» INSTRUCTIONS TO FOLLOW
All lines holding the word "image" should be located in the records and copied.

» MATERIAL FOR THIS EXERCISE
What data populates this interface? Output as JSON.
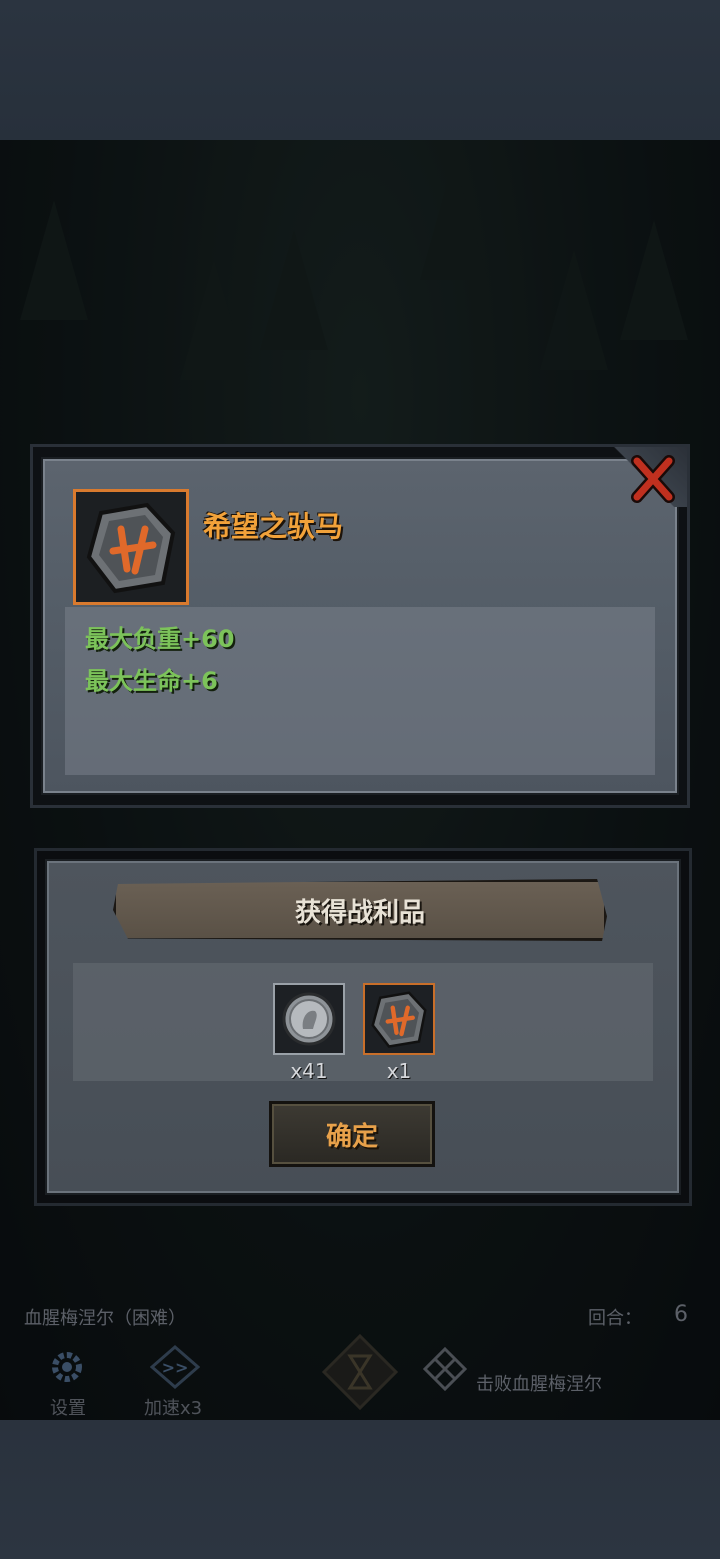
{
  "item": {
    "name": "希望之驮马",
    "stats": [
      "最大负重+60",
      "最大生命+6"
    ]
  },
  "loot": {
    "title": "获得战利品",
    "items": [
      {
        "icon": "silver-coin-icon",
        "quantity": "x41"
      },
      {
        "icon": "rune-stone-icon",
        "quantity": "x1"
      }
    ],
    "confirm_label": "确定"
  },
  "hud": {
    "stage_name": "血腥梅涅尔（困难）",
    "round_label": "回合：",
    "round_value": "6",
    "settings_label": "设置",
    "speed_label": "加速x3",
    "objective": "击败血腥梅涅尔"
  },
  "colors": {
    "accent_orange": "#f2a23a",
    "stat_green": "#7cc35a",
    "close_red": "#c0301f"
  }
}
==
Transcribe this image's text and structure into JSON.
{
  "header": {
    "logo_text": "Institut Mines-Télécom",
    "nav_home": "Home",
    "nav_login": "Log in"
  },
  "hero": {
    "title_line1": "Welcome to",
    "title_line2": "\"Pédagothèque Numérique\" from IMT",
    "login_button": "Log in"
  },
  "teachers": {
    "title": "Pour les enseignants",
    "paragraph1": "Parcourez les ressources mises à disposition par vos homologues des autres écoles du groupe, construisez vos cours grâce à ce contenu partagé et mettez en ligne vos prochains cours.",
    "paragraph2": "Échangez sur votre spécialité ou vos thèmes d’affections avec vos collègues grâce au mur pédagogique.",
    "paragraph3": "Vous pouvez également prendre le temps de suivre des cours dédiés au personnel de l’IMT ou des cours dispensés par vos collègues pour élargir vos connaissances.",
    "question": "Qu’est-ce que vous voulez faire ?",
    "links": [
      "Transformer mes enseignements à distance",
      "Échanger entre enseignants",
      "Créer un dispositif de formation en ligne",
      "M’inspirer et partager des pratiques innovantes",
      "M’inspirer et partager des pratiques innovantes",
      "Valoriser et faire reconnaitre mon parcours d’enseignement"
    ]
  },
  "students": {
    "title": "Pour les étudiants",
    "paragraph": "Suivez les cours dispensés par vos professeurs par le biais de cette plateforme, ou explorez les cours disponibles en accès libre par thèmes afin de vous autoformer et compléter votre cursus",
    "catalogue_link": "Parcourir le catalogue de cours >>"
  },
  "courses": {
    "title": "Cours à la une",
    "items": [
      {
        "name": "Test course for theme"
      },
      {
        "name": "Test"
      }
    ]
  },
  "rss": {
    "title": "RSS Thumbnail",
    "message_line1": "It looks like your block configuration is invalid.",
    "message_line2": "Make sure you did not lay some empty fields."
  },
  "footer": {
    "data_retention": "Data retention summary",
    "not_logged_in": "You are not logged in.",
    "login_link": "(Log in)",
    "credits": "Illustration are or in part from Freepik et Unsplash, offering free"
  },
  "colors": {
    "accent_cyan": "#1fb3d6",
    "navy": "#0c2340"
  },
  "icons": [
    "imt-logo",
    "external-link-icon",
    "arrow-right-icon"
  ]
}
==
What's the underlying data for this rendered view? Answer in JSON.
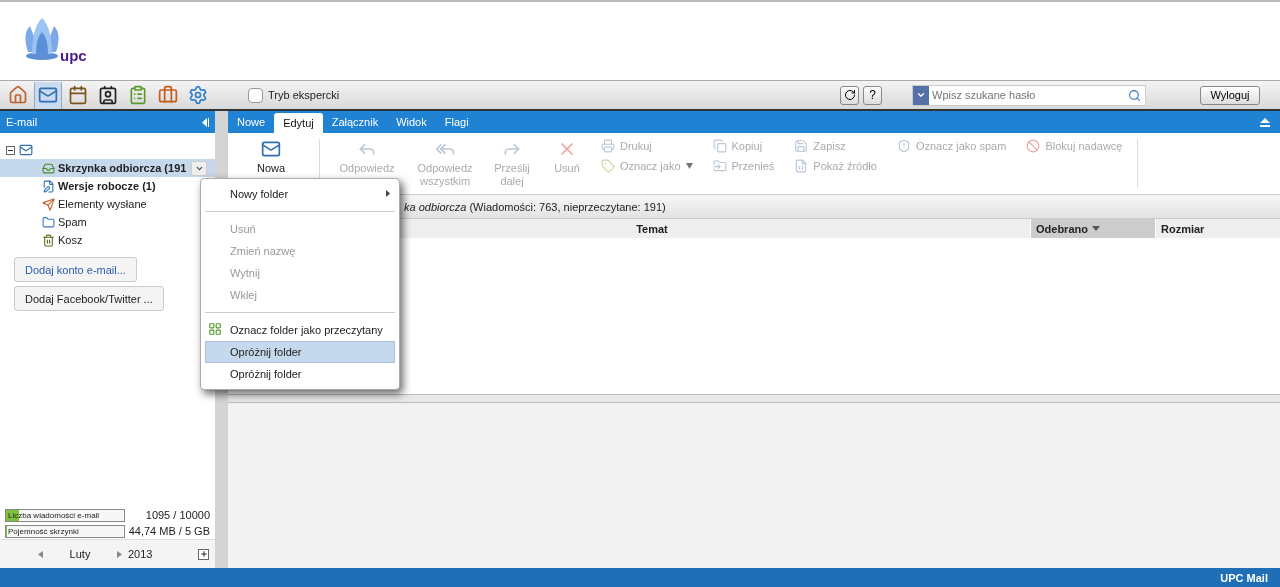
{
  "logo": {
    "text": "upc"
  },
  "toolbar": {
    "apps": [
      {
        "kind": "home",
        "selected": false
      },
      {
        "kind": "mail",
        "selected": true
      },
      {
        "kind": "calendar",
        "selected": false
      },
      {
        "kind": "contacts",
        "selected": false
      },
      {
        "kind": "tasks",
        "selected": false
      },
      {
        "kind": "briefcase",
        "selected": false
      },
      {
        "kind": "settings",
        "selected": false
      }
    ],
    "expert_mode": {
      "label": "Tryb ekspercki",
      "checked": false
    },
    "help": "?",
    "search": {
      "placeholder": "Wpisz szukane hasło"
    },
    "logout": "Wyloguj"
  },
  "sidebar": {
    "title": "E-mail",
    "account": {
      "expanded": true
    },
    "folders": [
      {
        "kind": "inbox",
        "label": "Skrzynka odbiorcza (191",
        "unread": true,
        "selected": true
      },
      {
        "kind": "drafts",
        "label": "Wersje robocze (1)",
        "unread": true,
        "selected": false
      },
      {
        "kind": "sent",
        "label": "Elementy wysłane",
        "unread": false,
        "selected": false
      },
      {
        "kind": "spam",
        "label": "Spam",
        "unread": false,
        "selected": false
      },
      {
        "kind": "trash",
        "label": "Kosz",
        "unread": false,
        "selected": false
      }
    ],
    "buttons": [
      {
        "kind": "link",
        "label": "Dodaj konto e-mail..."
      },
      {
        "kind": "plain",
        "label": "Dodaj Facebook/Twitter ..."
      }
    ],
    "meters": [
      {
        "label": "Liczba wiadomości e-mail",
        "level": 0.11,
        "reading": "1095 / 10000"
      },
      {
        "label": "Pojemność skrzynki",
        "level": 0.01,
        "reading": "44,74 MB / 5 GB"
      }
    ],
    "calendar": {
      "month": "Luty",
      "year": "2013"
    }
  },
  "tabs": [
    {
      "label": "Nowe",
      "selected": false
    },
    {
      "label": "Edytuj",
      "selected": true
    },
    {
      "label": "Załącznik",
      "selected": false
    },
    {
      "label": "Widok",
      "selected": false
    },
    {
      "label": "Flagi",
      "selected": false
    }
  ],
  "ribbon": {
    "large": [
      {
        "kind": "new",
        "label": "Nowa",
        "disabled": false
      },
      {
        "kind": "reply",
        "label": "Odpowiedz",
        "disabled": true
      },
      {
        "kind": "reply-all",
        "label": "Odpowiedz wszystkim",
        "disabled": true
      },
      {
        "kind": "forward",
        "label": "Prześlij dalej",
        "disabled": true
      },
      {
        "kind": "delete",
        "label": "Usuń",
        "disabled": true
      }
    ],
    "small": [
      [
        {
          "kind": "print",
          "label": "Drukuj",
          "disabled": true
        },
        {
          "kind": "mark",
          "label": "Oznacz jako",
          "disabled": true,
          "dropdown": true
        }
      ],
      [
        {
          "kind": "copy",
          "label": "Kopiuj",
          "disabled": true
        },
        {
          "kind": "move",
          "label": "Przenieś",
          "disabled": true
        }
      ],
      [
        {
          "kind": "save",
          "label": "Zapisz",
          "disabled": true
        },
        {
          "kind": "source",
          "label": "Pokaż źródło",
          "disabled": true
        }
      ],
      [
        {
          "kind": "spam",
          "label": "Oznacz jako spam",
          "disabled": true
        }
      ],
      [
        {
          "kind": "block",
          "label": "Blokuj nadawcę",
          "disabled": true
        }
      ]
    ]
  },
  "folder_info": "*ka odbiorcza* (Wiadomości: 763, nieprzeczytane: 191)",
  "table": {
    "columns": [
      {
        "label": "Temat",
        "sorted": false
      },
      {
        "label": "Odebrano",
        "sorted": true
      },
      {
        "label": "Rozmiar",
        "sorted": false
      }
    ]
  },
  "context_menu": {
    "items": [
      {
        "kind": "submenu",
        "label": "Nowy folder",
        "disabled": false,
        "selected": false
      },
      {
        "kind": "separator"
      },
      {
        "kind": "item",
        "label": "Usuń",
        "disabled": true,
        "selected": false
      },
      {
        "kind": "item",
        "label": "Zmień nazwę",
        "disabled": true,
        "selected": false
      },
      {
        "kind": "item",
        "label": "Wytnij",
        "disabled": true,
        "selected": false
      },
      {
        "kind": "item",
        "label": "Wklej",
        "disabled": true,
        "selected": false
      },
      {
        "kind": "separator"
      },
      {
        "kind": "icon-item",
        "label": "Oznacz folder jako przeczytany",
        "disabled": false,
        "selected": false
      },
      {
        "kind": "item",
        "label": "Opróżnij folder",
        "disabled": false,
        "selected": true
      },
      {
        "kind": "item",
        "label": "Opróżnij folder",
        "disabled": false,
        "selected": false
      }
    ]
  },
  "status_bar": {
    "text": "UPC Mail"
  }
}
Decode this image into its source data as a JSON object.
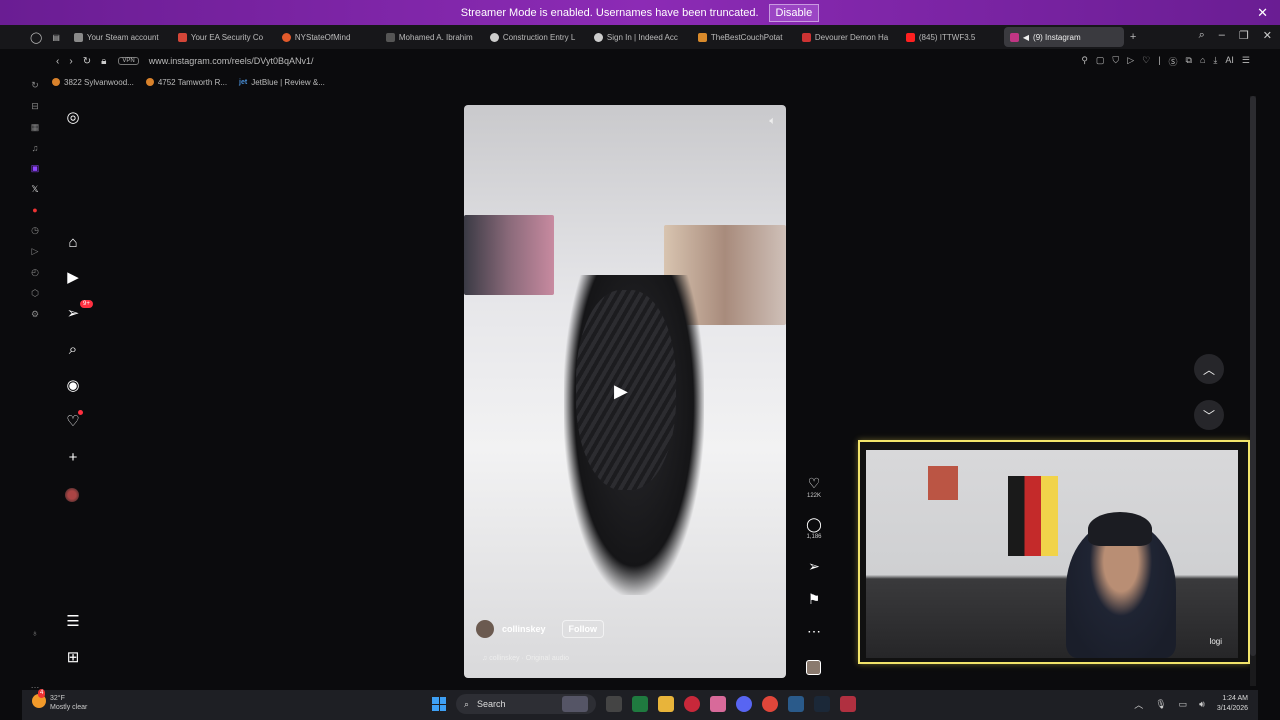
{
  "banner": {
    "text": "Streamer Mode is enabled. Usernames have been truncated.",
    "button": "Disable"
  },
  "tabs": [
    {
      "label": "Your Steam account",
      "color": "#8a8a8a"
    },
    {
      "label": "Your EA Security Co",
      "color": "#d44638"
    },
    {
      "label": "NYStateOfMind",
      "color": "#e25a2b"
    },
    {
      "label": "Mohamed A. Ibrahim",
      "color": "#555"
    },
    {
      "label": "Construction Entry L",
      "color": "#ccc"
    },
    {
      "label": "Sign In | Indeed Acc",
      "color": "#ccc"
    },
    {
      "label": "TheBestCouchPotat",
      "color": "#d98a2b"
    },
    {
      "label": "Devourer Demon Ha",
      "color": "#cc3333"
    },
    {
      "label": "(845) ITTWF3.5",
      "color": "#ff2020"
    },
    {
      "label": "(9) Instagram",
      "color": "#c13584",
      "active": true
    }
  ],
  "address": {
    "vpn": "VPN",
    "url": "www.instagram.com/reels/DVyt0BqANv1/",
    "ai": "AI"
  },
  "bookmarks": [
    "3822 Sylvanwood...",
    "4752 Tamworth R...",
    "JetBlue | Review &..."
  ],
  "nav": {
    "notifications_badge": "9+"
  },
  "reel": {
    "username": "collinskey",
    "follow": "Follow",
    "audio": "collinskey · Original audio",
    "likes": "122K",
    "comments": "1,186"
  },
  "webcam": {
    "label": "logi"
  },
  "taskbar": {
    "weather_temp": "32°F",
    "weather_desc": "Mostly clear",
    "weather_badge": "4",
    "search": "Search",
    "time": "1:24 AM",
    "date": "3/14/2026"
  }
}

» RESPONSE
Transcribe this image's text and structure into JSON.
Decode this image into its source data as a JSON object.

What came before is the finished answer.